## [PROBLEM TO SOLVE]
With pictures omitted, restate the data word for word.

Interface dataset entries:
Content starts

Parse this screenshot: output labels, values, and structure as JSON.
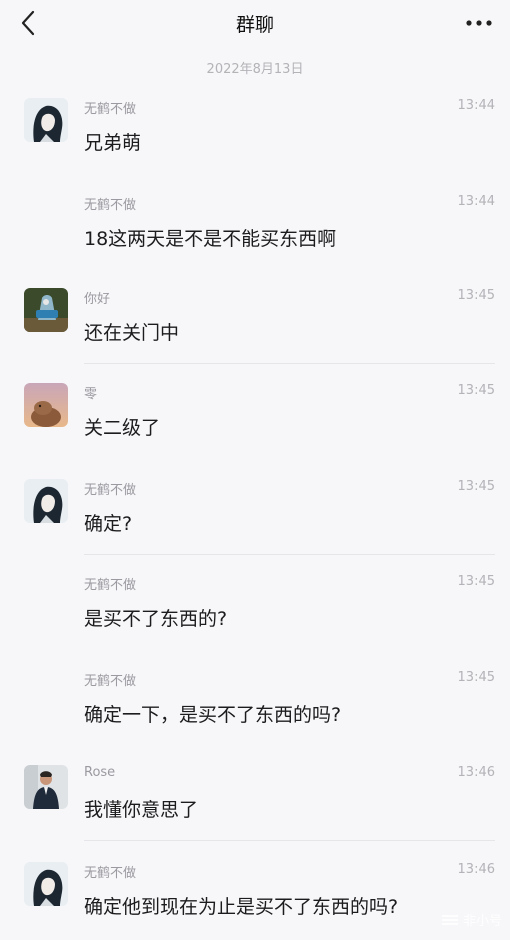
{
  "header": {
    "title": "群聊",
    "back_icon": "chevron-left-icon",
    "more_icon": "more-dots-icon"
  },
  "date_divider": "2022年8月13日",
  "messages": [
    {
      "sender": "无鹤不做",
      "time": "13:44",
      "text": "兄弟萌",
      "avatar": "girl-avatar"
    },
    {
      "sender": "无鹤不做",
      "time": "13:44",
      "text": "18这两天是不是不能买东西啊"
    },
    {
      "sender": "你好",
      "time": "13:45",
      "text": "还在关门中",
      "avatar": "toy-avatar"
    },
    {
      "sender": "零",
      "time": "13:45",
      "text": "关二级了",
      "avatar": "capybara-avatar"
    },
    {
      "sender": "无鹤不做",
      "time": "13:45",
      "text": "确定?",
      "avatar": "girl-avatar"
    },
    {
      "sender": "无鹤不做",
      "time": "13:45",
      "text": "是买不了东西的?"
    },
    {
      "sender": "无鹤不做",
      "time": "13:45",
      "text": "确定一下，是买不了东西的吗?"
    },
    {
      "sender": "Rose",
      "time": "13:46",
      "text": "我懂你意思了",
      "avatar": "man-suit-avatar"
    },
    {
      "sender": "无鹤不做",
      "time": "13:46",
      "text": "确定他到现在为止是买不了东西的吗?",
      "avatar": "girl-avatar"
    }
  ],
  "watermark": "非小号"
}
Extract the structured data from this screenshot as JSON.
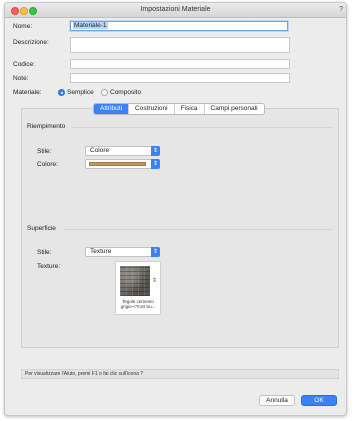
{
  "window": {
    "title": "Impostazioni Materiale",
    "help": "?"
  },
  "form": {
    "nome_label": "Nome:",
    "nome_value": "Materiale-1",
    "descrizione_label": "Descrizione:",
    "descrizione_value": "",
    "codice_label": "Codice:",
    "codice_value": "",
    "note_label": "Note:",
    "note_value": "",
    "materiale_label": "Materiale:",
    "materiale_options": [
      "Semplice",
      "Composito"
    ],
    "materiale_selected": "Semplice"
  },
  "tabs": [
    "Attributi",
    "Costruzioni",
    "Fisica",
    "Campi personali"
  ],
  "active_tab": "Attributi",
  "riempimento": {
    "title": "Riempimento",
    "stile_label": "Stile:",
    "stile_value": "Colore",
    "colore_label": "Colore:",
    "colore_value_hex": "#c8955f"
  },
  "superficie": {
    "title": "Superficie",
    "stile_label": "Stile:",
    "stile_value": "Texture",
    "texture_label": "Texture:",
    "texture_caption": "Tegole cemento grigio-<Trott Su..."
  },
  "status": "Per visualizzare l'Aiuto, premi F1 o fai clic sull'icona ?",
  "buttons": {
    "cancel": "Annulla",
    "ok": "OK"
  },
  "icons": {
    "popup_arrows": "updown-chevron-icon",
    "texture_stepper": "updown-chevron-icon"
  },
  "colors": {
    "accent": "#3b82f6",
    "panel_bg": "#e6e6e6"
  }
}
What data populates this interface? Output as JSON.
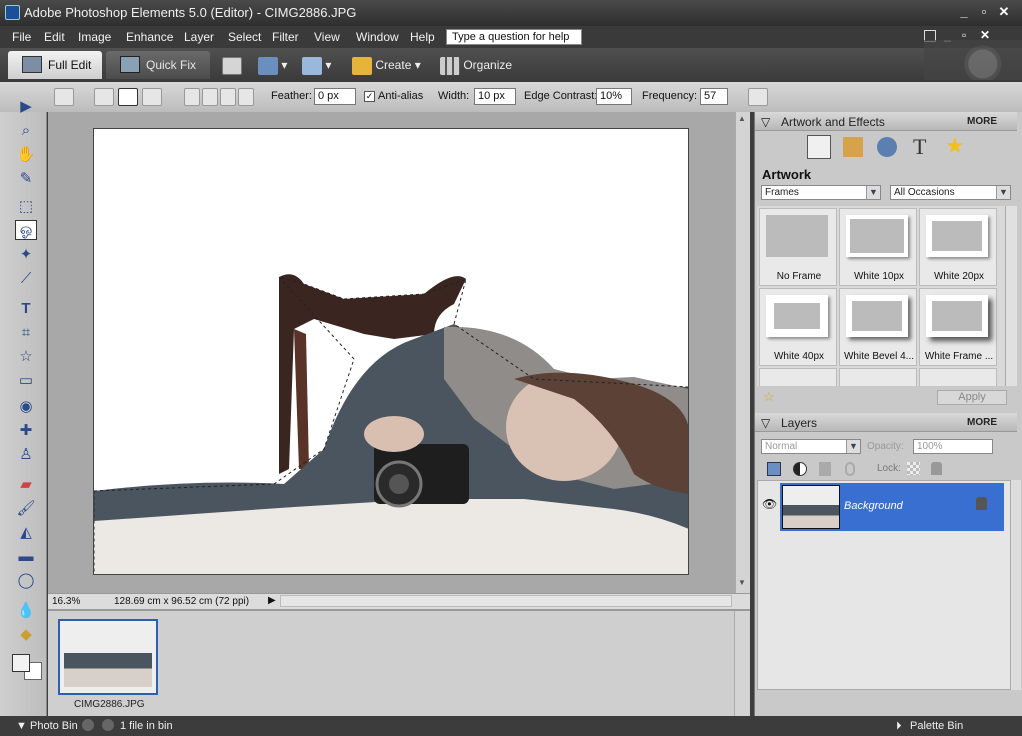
{
  "window": {
    "title": "Adobe Photoshop Elements 5.0 (Editor) - CIMG2886.JPG"
  },
  "menu": [
    "File",
    "Edit",
    "Image",
    "Enhance",
    "Layer",
    "Select",
    "Filter",
    "View",
    "Window",
    "Help"
  ],
  "help": {
    "placeholder": "Type a question for help"
  },
  "modes": {
    "full_edit": "Full Edit",
    "quick_fix": "Quick Fix",
    "create": "Create",
    "organize": "Organize"
  },
  "options": {
    "feather_label": "Feather:",
    "feather_value": "0 px",
    "antialias_label": "Anti-alias",
    "width_label": "Width:",
    "width_value": "10 px",
    "edge_label": "Edge Contrast:",
    "edge_value": "10%",
    "freq_label": "Frequency:",
    "freq_value": "57"
  },
  "status": {
    "zoom": "16.3%",
    "doc_size": "128.69 cm x 96.52 cm (72 ppi)"
  },
  "photobin": {
    "filename": "CIMG2886.JPG"
  },
  "bottom": {
    "photo_bin": "Photo Bin",
    "count": "1 file in bin",
    "palette_bin": "Palette Bin"
  },
  "artwork": {
    "header": "Artwork and Effects",
    "more": "MORE",
    "title": "Artwork",
    "category": "Frames",
    "occasion": "All Occasions",
    "items": [
      "No Frame",
      "White 10px",
      "White 20px",
      "White 40px",
      "White Bevel 4...",
      "White Frame ..."
    ],
    "apply": "Apply"
  },
  "layers": {
    "header": "Layers",
    "more": "MORE",
    "blend_mode": "Normal",
    "opacity_label": "Opacity:",
    "opacity_value": "100%",
    "lock_label": "Lock:",
    "layer_name": "Background"
  }
}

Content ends

## [SOLUTION]
Parse this screenshot: output labels, values, and structure as JSON.
{
  "header": {
    "title": "群聊",
    "back_icon": "chevron-left-icon",
    "more_icon": "more-dots-icon"
  },
  "date_divider": "2022年8月13日",
  "messages": [
    {
      "sender": "无鹤不做",
      "time": "13:44",
      "text": "兄弟萌",
      "avatar": "girl-avatar"
    },
    {
      "sender": "无鹤不做",
      "time": "13:44",
      "text": "18这两天是不是不能买东西啊"
    },
    {
      "sender": "你好",
      "time": "13:45",
      "text": "还在关门中",
      "avatar": "toy-avatar"
    },
    {
      "sender": "零",
      "time": "13:45",
      "text": "关二级了",
      "avatar": "capybara-avatar"
    },
    {
      "sender": "无鹤不做",
      "time": "13:45",
      "text": "确定?",
      "avatar": "girl-avatar"
    },
    {
      "sender": "无鹤不做",
      "time": "13:45",
      "text": "是买不了东西的?"
    },
    {
      "sender": "无鹤不做",
      "time": "13:45",
      "text": "确定一下，是买不了东西的吗?"
    },
    {
      "sender": "Rose",
      "time": "13:46",
      "text": "我懂你意思了",
      "avatar": "man-suit-avatar"
    },
    {
      "sender": "无鹤不做",
      "time": "13:46",
      "text": "确定他到现在为止是买不了东西的吗?",
      "avatar": "girl-avatar"
    }
  ],
  "watermark": "非小号"
}
Extract the structured data from this screenshot as JSON.
{
  "window": {
    "title": "Impostazioni Materiale",
    "help": "?"
  },
  "form": {
    "nome_label": "Nome:",
    "nome_value": "Materiale-1",
    "descrizione_label": "Descrizione:",
    "descrizione_value": "",
    "codice_label": "Codice:",
    "codice_value": "",
    "note_label": "Note:",
    "note_value": "",
    "materiale_label": "Materiale:",
    "materiale_options": [
      "Semplice",
      "Composito"
    ],
    "materiale_selected": "Semplice"
  },
  "tabs": [
    "Attributi",
    "Costruzioni",
    "Fisica",
    "Campi personali"
  ],
  "active_tab": "Attributi",
  "riempimento": {
    "title": "Riempimento",
    "stile_label": "Stile:",
    "stile_value": "Colore",
    "colore_label": "Colore:",
    "colore_value_hex": "#c8955f"
  },
  "superficie": {
    "title": "Superficie",
    "stile_label": "Stile:",
    "stile_value": "Texture",
    "texture_label": "Texture:",
    "texture_caption": "Tegole cemento grigio-<Trott Su..."
  },
  "status": "Per visualizzare l'Aiuto, premi F1 o fai clic sull'icona ?",
  "buttons": {
    "cancel": "Annulla",
    "ok": "OK"
  },
  "icons": {
    "popup_arrows": "updown-chevron-icon",
    "texture_stepper": "updown-chevron-icon"
  },
  "colors": {
    "accent": "#3b82f6",
    "panel_bg": "#e6e6e6"
  }
}
What data populates this interface? Output as JSON.
{
  "window": {
    "title": "Adobe Photoshop Elements 5.0 (Editor) - CIMG2886.JPG"
  },
  "menu": [
    "File",
    "Edit",
    "Image",
    "Enhance",
    "Layer",
    "Select",
    "Filter",
    "View",
    "Window",
    "Help"
  ],
  "help": {
    "placeholder": "Type a question for help"
  },
  "modes": {
    "full_edit": "Full Edit",
    "quick_fix": "Quick Fix",
    "create": "Create",
    "organize": "Organize"
  },
  "options": {
    "feather_label": "Feather:",
    "feather_value": "0 px",
    "antialias_label": "Anti-alias",
    "width_label": "Width:",
    "width_value": "10 px",
    "edge_label": "Edge Contrast:",
    "edge_value": "10%",
    "freq_label": "Frequency:",
    "freq_value": "57"
  },
  "status": {
    "zoom": "16.3%",
    "doc_size": "128.69 cm x 96.52 cm (72 ppi)"
  },
  "photobin": {
    "filename": "CIMG2886.JPG"
  },
  "bottom": {
    "photo_bin": "Photo Bin",
    "count": "1 file in bin",
    "palette_bin": "Palette Bin"
  },
  "artwork": {
    "header": "Artwork and Effects",
    "more": "MORE",
    "title": "Artwork",
    "category": "Frames",
    "occasion": "All Occasions",
    "items": [
      "No Frame",
      "White 10px",
      "White 20px",
      "White 40px",
      "White Bevel 4...",
      "White Frame ..."
    ],
    "apply": "Apply"
  },
  "layers": {
    "header": "Layers",
    "more": "MORE",
    "blend_mode": "Normal",
    "opacity_label": "Opacity:",
    "opacity_value": "100%",
    "lock_label": "Lock:",
    "layer_name": "Background"
  }
}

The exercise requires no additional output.